Every record gets copied exactly, and no picture goes with it.

AVAILABLE DATA below:

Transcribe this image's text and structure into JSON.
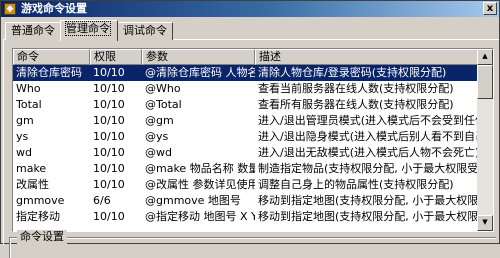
{
  "window": {
    "title": "游戏命令设置",
    "close_glyph": "x"
  },
  "tabs": [
    {
      "label": "普通命令",
      "active": false
    },
    {
      "label": "管理命令",
      "active": true
    },
    {
      "label": "调试命令",
      "active": false
    }
  ],
  "list": {
    "columns": [
      "命令",
      "权限",
      "参数",
      "描述"
    ],
    "rows": [
      {
        "cmd": "清除仓库密码",
        "perm": "10/10",
        "param": "@清除仓库密码 人物名称",
        "desc": "清除人物仓库/登录密码(支持权限分配)",
        "selected": true
      },
      {
        "cmd": "Who",
        "perm": "10/10",
        "param": "@Who",
        "desc": "查看当前服务器在线人数(支持权限分配)",
        "selected": false
      },
      {
        "cmd": "Total",
        "perm": "10/10",
        "param": "@Total",
        "desc": "查看所有服务器在线人数(支持权限分配)",
        "selected": false
      },
      {
        "cmd": "gm",
        "perm": "10/10",
        "param": "@gm",
        "desc": "进入/退出管理员模式(进入模式后不会受到任何",
        "selected": false
      },
      {
        "cmd": "ys",
        "perm": "10/10",
        "param": "@ys",
        "desc": "进入/退出隐身模式(进入模式后别人看不到自己",
        "selected": false
      },
      {
        "cmd": "wd",
        "perm": "10/10",
        "param": "@wd",
        "desc": "进入/退出无敌模式(进入模式后人物不会死亡)",
        "selected": false
      },
      {
        "cmd": "make",
        "perm": "10/10",
        "param": "@make 物品名称 数量",
        "desc": "制造指定物品(支持权限分配, 小于最大权限受",
        "selected": false
      },
      {
        "cmd": "改属性",
        "perm": "10/10",
        "param": "@改属性 参数详见使用说明",
        "desc": "调整自己身上的物品属性(支持权限分配)",
        "selected": false
      },
      {
        "cmd": "gmmove",
        "perm": "6/6",
        "param": "@gmmove 地图号",
        "desc": "移动到指定地图(支持权限分配, 小于最大权限",
        "selected": false
      },
      {
        "cmd": "指定移动",
        "perm": "10/10",
        "param": "@指定移动 地图号 X Y",
        "desc": "移动到指定地图(支持权限分配, 小于最大权限",
        "selected": false
      }
    ]
  },
  "scrollbar": {
    "up_glyph": "▲",
    "down_glyph": "▼"
  },
  "settings_group": {
    "label": "命令设置"
  }
}
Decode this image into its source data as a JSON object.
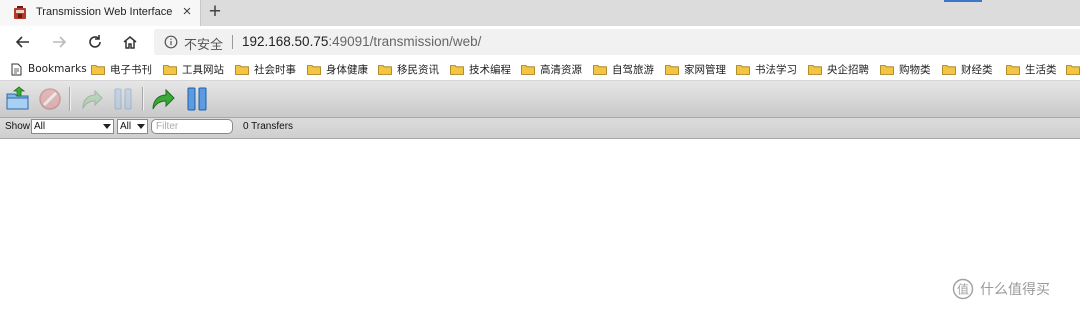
{
  "browser": {
    "tab_title": "Transmission Web Interface",
    "tab_close": "×",
    "new_tab": "+",
    "insecure_label": "不安全",
    "url_host": "192.168.50.75",
    "url_rest": ":49091/transmission/web/"
  },
  "bookmarks": [
    {
      "label": "Bookmarks",
      "icon": "bookmarks-icon"
    },
    {
      "label": "电子书刊",
      "icon": "folder-icon"
    },
    {
      "label": "工具网站",
      "icon": "folder-icon"
    },
    {
      "label": "社会时事",
      "icon": "folder-icon"
    },
    {
      "label": "身体健康",
      "icon": "folder-icon"
    },
    {
      "label": "移民资讯",
      "icon": "folder-icon"
    },
    {
      "label": "技术编程",
      "icon": "folder-icon"
    },
    {
      "label": "高清资源",
      "icon": "folder-icon"
    },
    {
      "label": "自驾旅游",
      "icon": "folder-icon"
    },
    {
      "label": "家网管理",
      "icon": "folder-icon"
    },
    {
      "label": "书法学习",
      "icon": "folder-icon"
    },
    {
      "label": "央企招聘",
      "icon": "folder-icon"
    },
    {
      "label": "购物类",
      "icon": "folder-icon"
    },
    {
      "label": "财经类",
      "icon": "folder-icon"
    },
    {
      "label": "生活类",
      "icon": "folder-icon"
    }
  ],
  "toolbar": {
    "buttons": [
      {
        "name": "open-torrent-icon",
        "enabled": true
      },
      {
        "name": "remove-torrent-icon",
        "enabled": false
      },
      {
        "name": "resume-torrent-icon",
        "enabled": false
      },
      {
        "name": "pause-torrent-icon",
        "enabled": false
      },
      {
        "name": "resume-all-icon",
        "enabled": true
      },
      {
        "name": "pause-all-icon",
        "enabled": true
      }
    ]
  },
  "filterbar": {
    "show_label": "Show",
    "status_filter": "All",
    "tracker_filter": "All",
    "filter_placeholder": "Filter",
    "transfers_count": "0 Transfers"
  },
  "watermark": {
    "text": "什么值得买"
  },
  "colors": {
    "toolbar_top": "#e6e6e6",
    "toolbar_bottom": "#c9c9c9",
    "accent_blue": "#3b78c8",
    "green": "#3aa93a"
  }
}
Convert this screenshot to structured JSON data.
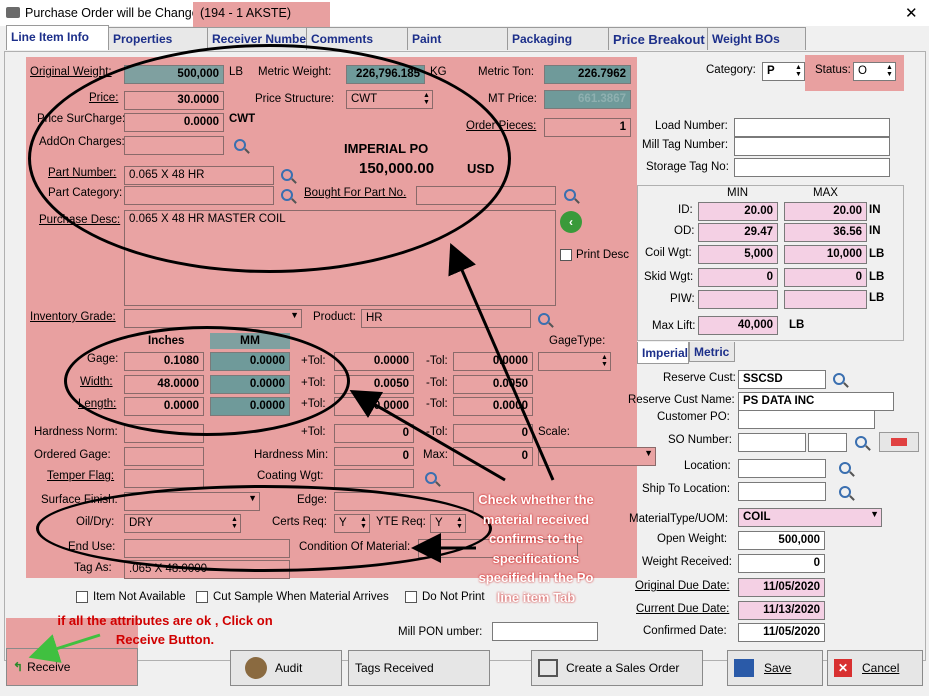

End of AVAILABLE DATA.

§ **OUTPUT OF THE EXERCISE**
Transcribe this image's text and structure into JSON.
{
  "window": {
    "title": "游戏命令设置",
    "close_glyph": "x"
  },
  "tabs": [
    {
      "label": "普通命令",
      "active": false
    },
    {
      "label": "管理命令",
      "active": true
    },
    {
      "label": "调试命令",
      "active": false
    }
  ],
  "list": {
    "columns": [
      "命令",
      "权限",
      "参数",
      "描述"
    ],
    "rows": [
      {
        "cmd": "清除仓库密码",
        "perm": "10/10",
        "param": "@清除仓库密码 人物名称",
        "desc": "清除人物仓库/登录密码(支持权限分配)",
        "selected": true
      },
      {
        "cmd": "Who",
        "perm": "10/10",
        "param": "@Who",
        "desc": "查看当前服务器在线人数(支持权限分配)",
        "selected": false
      },
      {
        "cmd": "Total",
        "perm": "10/10",
        "param": "@Total",
        "desc": "查看所有服务器在线人数(支持权限分配)",
        "selected": false
      },
      {
        "cmd": "gm",
        "perm": "10/10",
        "param": "@gm",
        "desc": "进入/退出管理员模式(进入模式后不会受到任何",
        "selected": false
      },
      {
        "cmd": "ys",
        "perm": "10/10",
        "param": "@ys",
        "desc": "进入/退出隐身模式(进入模式后别人看不到自己",
        "selected": false
      },
      {
        "cmd": "wd",
        "perm": "10/10",
        "param": "@wd",
        "desc": "进入/退出无敌模式(进入模式后人物不会死亡)",
        "selected": false
      },
      {
        "cmd": "make",
        "perm": "10/10",
        "param": "@make 物品名称 数量",
        "desc": "制造指定物品(支持权限分配, 小于最大权限受",
        "selected": false
      },
      {
        "cmd": "改属性",
        "perm": "10/10",
        "param": "@改属性 参数详见使用说明",
        "desc": "调整自己身上的物品属性(支持权限分配)",
        "selected": false
      },
      {
        "cmd": "gmmove",
        "perm": "6/6",
        "param": "@gmmove 地图号",
        "desc": "移动到指定地图(支持权限分配, 小于最大权限",
        "selected": false
      },
      {
        "cmd": "指定移动",
        "perm": "10/10",
        "param": "@指定移动 地图号 X Y",
        "desc": "移动到指定地图(支持权限分配, 小于最大权限",
        "selected": false
      }
    ]
  },
  "scrollbar": {
    "up_glyph": "▲",
    "down_glyph": "▼"
  },
  "settings_group": {
    "label": "命令设置"
  }
}
Decode this image into its source data as a JSON object.
{
  "browser": {
    "tab_title": "Transmission Web Interface",
    "tab_close": "×",
    "new_tab": "+",
    "insecure_label": "不安全",
    "url_host": "192.168.50.75",
    "url_rest": ":49091/transmission/web/"
  },
  "bookmarks": [
    {
      "label": "Bookmarks",
      "icon": "bookmarks-icon"
    },
    {
      "label": "电子书刊",
      "icon": "folder-icon"
    },
    {
      "label": "工具网站",
      "icon": "folder-icon"
    },
    {
      "label": "社会时事",
      "icon": "folder-icon"
    },
    {
      "label": "身体健康",
      "icon": "folder-icon"
    },
    {
      "label": "移民资讯",
      "icon": "folder-icon"
    },
    {
      "label": "技术编程",
      "icon": "folder-icon"
    },
    {
      "label": "高清资源",
      "icon": "folder-icon"
    },
    {
      "label": "自驾旅游",
      "icon": "folder-icon"
    },
    {
      "label": "家网管理",
      "icon": "folder-icon"
    },
    {
      "label": "书法学习",
      "icon": "folder-icon"
    },
    {
      "label": "央企招聘",
      "icon": "folder-icon"
    },
    {
      "label": "购物类",
      "icon": "folder-icon"
    },
    {
      "label": "财经类",
      "icon": "folder-icon"
    },
    {
      "label": "生活类",
      "icon": "folder-icon"
    }
  ],
  "toolbar": {
    "buttons": [
      {
        "name": "open-torrent-icon",
        "enabled": true
      },
      {
        "name": "remove-torrent-icon",
        "enabled": false
      },
      {
        "name": "resume-torrent-icon",
        "enabled": false
      },
      {
        "name": "pause-torrent-icon",
        "enabled": false
      },
      {
        "name": "resume-all-icon",
        "enabled": true
      },
      {
        "name": "pause-all-icon",
        "enabled": true
      }
    ]
  },
  "filterbar": {
    "show_label": "Show",
    "status_filter": "All",
    "tracker_filter": "All",
    "filter_placeholder": "Filter",
    "transfers_count": "0 Transfers"
  },
  "watermark": {
    "text": "什么值得买"
  },
  "colors": {
    "toolbar_top": "#e6e6e6",
    "toolbar_bottom": "#c9c9c9",
    "accent_blue": "#3b78c8",
    "green": "#3aa93a"
  }
}
Convert this screenshot to structured JSON data.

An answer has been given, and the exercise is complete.